Saudi Arabia’s Misk Global Forum has developed a worldwide agenda to bridge the opportunity gap between the under 35s in an initiative that has been embraced in a strategic partnership by the UN.

Now in its third year of using the annual General Assembly gathering in New York as a platform for the rapid evolution of the Saudi economy, Misk wants a high profile for issues surrounding the $2.5 trillion youth economy.

A panel at the Bloomberg Business Forum organised by Misk heard that employing youth creates its own dynamic to innovate with technology.

According to Josh Geigel, the founder of Virgin Hyperloop, the transit firm has a workforce with an average age of 34 with a “bulge” of employees a decade younger.

“I will change the world through the technology I build,” he said. “We look at places like Saudi Arabia or India that don’t have the infrastructure yet and ask why bring something that’s 150 years old when you bring in something that’s tomorrow now.”
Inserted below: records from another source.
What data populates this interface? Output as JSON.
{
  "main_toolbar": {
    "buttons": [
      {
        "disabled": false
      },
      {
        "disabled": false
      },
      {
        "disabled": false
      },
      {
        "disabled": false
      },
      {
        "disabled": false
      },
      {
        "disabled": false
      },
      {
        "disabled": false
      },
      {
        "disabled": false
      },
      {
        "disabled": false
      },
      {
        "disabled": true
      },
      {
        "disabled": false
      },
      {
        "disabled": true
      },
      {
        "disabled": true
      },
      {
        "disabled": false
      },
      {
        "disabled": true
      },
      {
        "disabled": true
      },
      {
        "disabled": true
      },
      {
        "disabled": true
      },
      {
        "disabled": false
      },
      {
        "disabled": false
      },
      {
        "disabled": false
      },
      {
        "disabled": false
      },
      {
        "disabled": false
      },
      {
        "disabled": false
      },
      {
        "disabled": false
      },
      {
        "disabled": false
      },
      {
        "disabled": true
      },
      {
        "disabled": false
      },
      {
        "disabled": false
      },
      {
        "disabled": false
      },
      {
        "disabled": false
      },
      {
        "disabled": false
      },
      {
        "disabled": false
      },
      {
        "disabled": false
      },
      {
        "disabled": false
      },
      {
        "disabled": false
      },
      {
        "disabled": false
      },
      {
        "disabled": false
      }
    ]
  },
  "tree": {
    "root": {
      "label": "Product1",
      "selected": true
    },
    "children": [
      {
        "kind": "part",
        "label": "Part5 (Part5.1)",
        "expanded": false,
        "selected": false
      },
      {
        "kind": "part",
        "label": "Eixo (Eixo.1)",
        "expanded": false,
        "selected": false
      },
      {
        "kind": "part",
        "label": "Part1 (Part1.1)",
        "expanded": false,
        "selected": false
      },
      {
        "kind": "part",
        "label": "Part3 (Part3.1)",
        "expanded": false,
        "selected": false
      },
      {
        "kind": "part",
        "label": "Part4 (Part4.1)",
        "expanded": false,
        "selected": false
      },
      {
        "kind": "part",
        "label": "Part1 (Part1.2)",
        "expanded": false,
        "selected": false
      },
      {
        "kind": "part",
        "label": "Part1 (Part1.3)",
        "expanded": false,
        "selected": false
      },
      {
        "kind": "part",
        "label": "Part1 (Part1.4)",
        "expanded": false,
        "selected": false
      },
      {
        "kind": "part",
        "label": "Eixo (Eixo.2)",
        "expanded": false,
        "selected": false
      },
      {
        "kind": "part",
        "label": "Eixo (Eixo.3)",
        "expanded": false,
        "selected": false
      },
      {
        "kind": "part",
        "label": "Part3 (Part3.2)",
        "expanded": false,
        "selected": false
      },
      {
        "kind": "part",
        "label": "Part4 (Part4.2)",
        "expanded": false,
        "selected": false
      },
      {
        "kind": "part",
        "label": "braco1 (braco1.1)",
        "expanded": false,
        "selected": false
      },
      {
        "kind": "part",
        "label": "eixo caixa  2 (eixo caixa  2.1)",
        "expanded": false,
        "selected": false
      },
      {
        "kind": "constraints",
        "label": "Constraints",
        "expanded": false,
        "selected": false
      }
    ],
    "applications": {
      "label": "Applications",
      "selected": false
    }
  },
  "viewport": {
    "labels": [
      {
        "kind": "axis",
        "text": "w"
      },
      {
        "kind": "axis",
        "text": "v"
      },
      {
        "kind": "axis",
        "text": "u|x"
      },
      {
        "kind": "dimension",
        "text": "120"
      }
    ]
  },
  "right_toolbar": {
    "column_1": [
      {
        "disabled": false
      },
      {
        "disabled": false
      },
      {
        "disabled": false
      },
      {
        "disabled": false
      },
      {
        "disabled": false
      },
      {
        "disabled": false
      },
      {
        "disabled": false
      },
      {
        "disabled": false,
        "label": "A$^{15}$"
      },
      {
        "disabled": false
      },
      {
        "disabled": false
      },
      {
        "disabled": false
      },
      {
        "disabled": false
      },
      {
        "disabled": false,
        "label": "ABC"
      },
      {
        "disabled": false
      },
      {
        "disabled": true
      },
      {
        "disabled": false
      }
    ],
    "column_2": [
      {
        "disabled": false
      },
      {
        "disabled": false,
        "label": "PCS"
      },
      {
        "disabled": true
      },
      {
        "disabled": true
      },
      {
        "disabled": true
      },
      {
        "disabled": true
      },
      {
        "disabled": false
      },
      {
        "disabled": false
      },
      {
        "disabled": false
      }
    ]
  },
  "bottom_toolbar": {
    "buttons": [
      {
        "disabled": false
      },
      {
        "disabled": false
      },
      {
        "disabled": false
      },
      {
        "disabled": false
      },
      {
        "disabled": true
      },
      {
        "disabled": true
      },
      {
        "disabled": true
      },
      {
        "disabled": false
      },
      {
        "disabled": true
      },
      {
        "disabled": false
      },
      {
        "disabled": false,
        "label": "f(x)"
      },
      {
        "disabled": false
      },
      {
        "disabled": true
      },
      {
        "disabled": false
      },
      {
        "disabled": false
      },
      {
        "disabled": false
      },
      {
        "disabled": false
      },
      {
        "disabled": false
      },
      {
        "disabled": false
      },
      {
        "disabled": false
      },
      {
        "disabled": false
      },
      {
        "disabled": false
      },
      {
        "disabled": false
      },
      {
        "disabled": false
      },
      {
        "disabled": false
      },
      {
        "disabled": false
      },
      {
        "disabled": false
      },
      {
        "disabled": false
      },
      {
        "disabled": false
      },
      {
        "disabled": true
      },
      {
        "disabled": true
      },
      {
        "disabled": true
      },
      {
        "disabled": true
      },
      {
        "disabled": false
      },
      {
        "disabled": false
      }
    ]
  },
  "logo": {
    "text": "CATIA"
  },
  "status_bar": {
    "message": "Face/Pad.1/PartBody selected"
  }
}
Technology creates a challenge of adaptation, according to Jacqueline Novogratz, CEO of Acumen, a non-profit investor in poverty stricken areas. “Who are the people who too often the world throws away?” she asked. “We find the entrepreneurs who are helping those people.”

_________________

Read more:

Jeddah’s art scene takes shape under its own terms

A new project traces the history of the UAE's urban design

Art Dubai to partner with Saudi Arabia’s Misk Art Institute

_________________

The changing nature of the workforce places the onus on youth to use different career tactics from the previous generation. “The one soulmate mentor concept is dead, you got to get a circle of mentors,” said Linda Rottenberg, co-founder of Endeavor Global.

“Role models are really underestimated. We’re not hearing the story for example that 50 per cent of the high growth individuals in the Middle East is women, for example.”

Dara Khosrowshahi, the chief executive of Uber, took issue with the view that technology and labour were competitors.” We have really smart AI (Artificial Intelligence) algorithms and our diver partners are way smarter than our algorithm,” he told the meeting.

“The superior entity [in the future] is a melding of machine and human. The blockages to traditional work are too high, technology can provide more on-ramps. I’m confident we will get to a point where work on demand with all the protections that you need will be the norm.”

It is just these sort of exchanges that Misk now plans to organise under a UN umbrella after entering a partnership with the office of the Secretary General’s Envoy on Youth in New York.

“The Misk Foundation is committed to helping as many young people around the world realise their potential in the future economy and to encourage active global citizenship,” said Bader Al Saker, the Misk chairman.

“The strategic agreement that we are signing today shows our commitment to this mission. Partnering with the United Nations will greatly enhance its vital work around the world to help young people from all backgrounds to realise their potential and meet the Sustainable Development Goals.”

The partners aim to create multiple initiatives to directly reach and mobilise 50 million young people globally by the year 2030 so that the UN’s Sustainable Development Goals can be achieved from the grassroots.

The Misk leadership said its mission is to discover, develop and empower young people to become active participants in the knowledge economy both globally and in the reforming Saudi Arabian economy.

Misk plans to launch the finds of a global survey of 25,000 young people that assessed future skills needs in November. Conducted across all regions, the Global Youth Index examines the needs differences and similarities between Africa and America. It places an emphasis not just on digital skills but also the creative and design skills needed to thrive.